Karen Weinbaum

Ph.D. Candidate

Office: 5048 Valley Life Science Building
Phone: (510) 643-1227
Mailing address: 137 Mulford Hall #3114 University of California
Berkeley, CA 94720-3114

Research Interests

Bushmeat hunterThe concept of “sustainability” remains notoriously difficult to operationalize, although the general consensus includes societal, environmental, and economic considerations. A problem remains in that most practitioners are trained in only one of these disciplines, coloring the way a sustainability problem is assessed and policy recommendations are formulated. Wildlife hunting (“bushmeat hunting”) for human consumption and income is a prominent example of the complex interactions of social, environmental and economic factors, and which has traditionally been examined from a single (conservation) perspective. Wildlife hunting is regarded as the most geographically widespread form of resource extraction in tropical forests. In the Congo Basin of central Africa, millions of people rely on wildlife as a significant source of animal protein and income. Yet at the same time, scientific estimates suggest that as much as 60% of mammalian species are being harvested unsustainably. What this means, in practical terms, is that unsustainable hunting is threatening many of these species with local and global extinctions in the coming decades, which in turn undermines rural people’s food security and livelihoods. The search for sustainable solutions to this problem must inevitably involve a highly interdisciplinary approach.

My research addresses this complexity in the following ways:

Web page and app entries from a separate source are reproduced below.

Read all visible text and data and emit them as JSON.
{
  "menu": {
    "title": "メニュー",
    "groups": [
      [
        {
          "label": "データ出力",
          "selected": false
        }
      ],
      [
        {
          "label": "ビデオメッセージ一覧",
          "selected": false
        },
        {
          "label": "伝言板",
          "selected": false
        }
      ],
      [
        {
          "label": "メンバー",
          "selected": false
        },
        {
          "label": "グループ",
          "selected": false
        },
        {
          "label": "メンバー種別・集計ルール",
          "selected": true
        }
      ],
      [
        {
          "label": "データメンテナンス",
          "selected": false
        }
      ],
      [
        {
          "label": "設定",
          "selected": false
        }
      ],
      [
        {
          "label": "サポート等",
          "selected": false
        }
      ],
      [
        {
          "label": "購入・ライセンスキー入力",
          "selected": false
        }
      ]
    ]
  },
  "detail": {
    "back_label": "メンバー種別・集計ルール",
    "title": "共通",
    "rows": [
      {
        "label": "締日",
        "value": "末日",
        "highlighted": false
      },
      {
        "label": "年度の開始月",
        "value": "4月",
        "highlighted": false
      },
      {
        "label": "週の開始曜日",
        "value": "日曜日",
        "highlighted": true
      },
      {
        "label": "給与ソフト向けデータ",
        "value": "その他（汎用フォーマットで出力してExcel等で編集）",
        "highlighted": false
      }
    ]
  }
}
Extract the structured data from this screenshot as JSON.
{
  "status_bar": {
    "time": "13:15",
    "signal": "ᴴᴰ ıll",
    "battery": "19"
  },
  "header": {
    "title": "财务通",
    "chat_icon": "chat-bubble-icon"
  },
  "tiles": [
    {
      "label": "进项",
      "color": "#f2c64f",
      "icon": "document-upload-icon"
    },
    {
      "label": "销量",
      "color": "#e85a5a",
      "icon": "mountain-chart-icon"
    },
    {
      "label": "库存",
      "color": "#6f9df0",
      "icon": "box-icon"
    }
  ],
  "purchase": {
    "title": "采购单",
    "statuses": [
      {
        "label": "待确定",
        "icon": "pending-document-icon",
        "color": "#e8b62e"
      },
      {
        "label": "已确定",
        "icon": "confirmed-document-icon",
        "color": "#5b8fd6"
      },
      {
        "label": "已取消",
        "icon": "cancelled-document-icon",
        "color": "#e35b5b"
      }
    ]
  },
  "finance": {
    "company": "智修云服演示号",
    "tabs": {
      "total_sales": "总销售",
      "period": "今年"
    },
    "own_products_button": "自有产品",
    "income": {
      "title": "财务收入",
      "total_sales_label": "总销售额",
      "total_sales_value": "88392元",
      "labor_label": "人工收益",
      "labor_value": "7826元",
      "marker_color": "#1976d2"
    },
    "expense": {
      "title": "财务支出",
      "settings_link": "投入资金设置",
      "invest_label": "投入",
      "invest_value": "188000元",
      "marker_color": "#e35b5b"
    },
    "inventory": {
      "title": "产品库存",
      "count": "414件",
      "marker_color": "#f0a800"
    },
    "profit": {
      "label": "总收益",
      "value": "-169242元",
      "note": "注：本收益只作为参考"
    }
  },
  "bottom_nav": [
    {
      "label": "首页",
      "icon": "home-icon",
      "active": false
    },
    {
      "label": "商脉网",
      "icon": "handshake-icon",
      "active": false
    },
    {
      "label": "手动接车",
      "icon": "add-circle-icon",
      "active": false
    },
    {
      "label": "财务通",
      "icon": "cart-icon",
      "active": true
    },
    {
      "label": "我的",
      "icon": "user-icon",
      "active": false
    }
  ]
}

  1. An investigation of the methods traditionally used in measuring the sustainability of wildlife harvesting and an evaluation of the underlying assumptions in these models.
  2. The use of socioeconomic surveys in a gradient of rural to urban households for a better understanding of the spatial distribution of wildlife resource use and dependence in rural central African forest communities.
  3. The application of source-sink theory in the spatial modeling of wildlife extraction zones and implications for species conservation and rural livelihoods.